However, the recent decline of tasmanian devil populations due to disease provides an excellent example of the perils of low genetic diversity. Wild devil populations in eastern Tasmania have been decimated in recent years by devil facial tumour disease (DFTD). This nasty disease is a transmissible cancer spread by biting, and causes large tumours to form around the mouth, interferring with feeding and eventually causing death. Kathy Belov’s group at the University of Sydney has been studying the genetic basis of DFTD susceptibility in devils and has found that a lack of variation in immune system genes is responsible for the spread of the cancer in some populations. Read the rest of this entry »
I’ll be taking a break from blogging over the next month as the “egg” (or is that the chicken?) will be hatching. As you do, when about to have a baby, I’ve been thinking a bit about inheritance lately – what colour eyes or hair will my baby have, how tall, who will he/she take after? The questions are endless really (and no we DONT know the sex!).

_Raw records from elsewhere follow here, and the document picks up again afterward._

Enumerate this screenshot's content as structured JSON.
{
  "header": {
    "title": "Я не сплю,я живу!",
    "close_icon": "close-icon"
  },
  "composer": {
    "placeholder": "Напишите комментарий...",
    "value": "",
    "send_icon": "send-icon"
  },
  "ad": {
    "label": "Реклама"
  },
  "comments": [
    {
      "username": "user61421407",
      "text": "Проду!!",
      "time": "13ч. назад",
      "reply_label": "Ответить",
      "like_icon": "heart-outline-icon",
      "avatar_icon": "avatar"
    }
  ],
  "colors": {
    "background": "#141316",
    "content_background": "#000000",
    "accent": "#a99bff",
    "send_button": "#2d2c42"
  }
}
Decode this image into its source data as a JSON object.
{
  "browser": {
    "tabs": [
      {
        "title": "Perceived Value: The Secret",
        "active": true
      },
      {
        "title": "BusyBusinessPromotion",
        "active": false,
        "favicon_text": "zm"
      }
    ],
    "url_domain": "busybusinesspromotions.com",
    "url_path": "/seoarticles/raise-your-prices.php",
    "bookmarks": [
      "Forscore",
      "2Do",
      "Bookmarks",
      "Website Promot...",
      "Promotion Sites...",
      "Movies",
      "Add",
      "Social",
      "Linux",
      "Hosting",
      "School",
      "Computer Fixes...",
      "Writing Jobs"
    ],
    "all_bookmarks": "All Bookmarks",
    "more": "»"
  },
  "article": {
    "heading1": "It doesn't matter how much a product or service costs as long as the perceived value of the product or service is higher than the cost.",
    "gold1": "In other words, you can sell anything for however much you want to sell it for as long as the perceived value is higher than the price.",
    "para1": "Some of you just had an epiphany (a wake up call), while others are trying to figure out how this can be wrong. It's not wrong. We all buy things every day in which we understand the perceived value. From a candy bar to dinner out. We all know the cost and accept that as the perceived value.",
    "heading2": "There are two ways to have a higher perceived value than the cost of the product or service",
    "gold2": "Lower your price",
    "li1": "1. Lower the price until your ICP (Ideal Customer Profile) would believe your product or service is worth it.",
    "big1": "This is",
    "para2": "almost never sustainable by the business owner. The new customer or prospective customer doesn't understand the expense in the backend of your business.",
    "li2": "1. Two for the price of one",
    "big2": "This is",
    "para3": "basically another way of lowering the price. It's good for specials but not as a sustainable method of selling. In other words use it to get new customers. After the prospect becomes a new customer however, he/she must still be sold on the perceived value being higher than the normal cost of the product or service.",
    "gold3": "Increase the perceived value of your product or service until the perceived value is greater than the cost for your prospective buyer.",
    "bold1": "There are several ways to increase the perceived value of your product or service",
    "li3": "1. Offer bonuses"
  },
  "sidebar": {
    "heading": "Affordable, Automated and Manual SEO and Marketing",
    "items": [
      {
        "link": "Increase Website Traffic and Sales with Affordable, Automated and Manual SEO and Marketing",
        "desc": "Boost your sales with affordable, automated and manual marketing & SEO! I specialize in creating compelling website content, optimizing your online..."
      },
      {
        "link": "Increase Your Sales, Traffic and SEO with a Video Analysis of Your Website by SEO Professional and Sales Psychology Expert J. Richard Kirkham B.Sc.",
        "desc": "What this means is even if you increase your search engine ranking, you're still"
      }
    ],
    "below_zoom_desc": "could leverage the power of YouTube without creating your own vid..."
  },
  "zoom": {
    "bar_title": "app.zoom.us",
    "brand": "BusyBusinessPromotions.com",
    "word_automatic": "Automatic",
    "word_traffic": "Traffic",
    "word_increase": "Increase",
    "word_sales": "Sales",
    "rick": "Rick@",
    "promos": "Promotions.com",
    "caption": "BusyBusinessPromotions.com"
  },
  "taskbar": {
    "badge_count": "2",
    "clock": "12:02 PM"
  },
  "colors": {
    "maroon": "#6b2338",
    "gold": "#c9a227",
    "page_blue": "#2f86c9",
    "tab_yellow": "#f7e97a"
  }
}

Being a geneticist, I figured the answers to at least some of these questions must be relatively well worked out. Eye colour for starters – we all know brown eyes are dominant to blue, right? And if you google “eye colour inheritance” you can find any number of “eye colour calculators” that will work out the likely eye colour of your offspring. I tried to use one of these and immediately ran into a problem – even the most sophisticated one I could find only allowed brown, blue or green as eye colours. Well, my eyes are hazel (grey/green with a brown ring around the pupil). Does this count as green? And my partners eyes are not exactly blue or green, they are kind of greyish-greenish-blueish with a tendency to change colour depending on his clothes and the light. So having fallen at the first hurdle, I began to suspect that eye colour might be a whole lot more complicated than what you learn at school.
Ever wondered just what a “gene” is, exactly? Well turns out that even geneticists are wondering the same thing these days, as they learn more about the genome and find that the concept of what comprises a gene is becoming more and more vague.
With the discovery that nearly all of the genome is transcribed, the definition of a “gene” needs another revision.
The article describes how the old definitions based around protein function (genes are units of DNA that code for proteins) have had to be expanded with the discovery that a large portion of the genome is transcribed into RNAs that don’t go on to make proteins, but have an important functional role themselves.
Citation: Hopkins, K (2009). The Evolving Definition of a Gene. BioScience 59(11):928-931. doi: 10.1525/bio.2009.59.11.3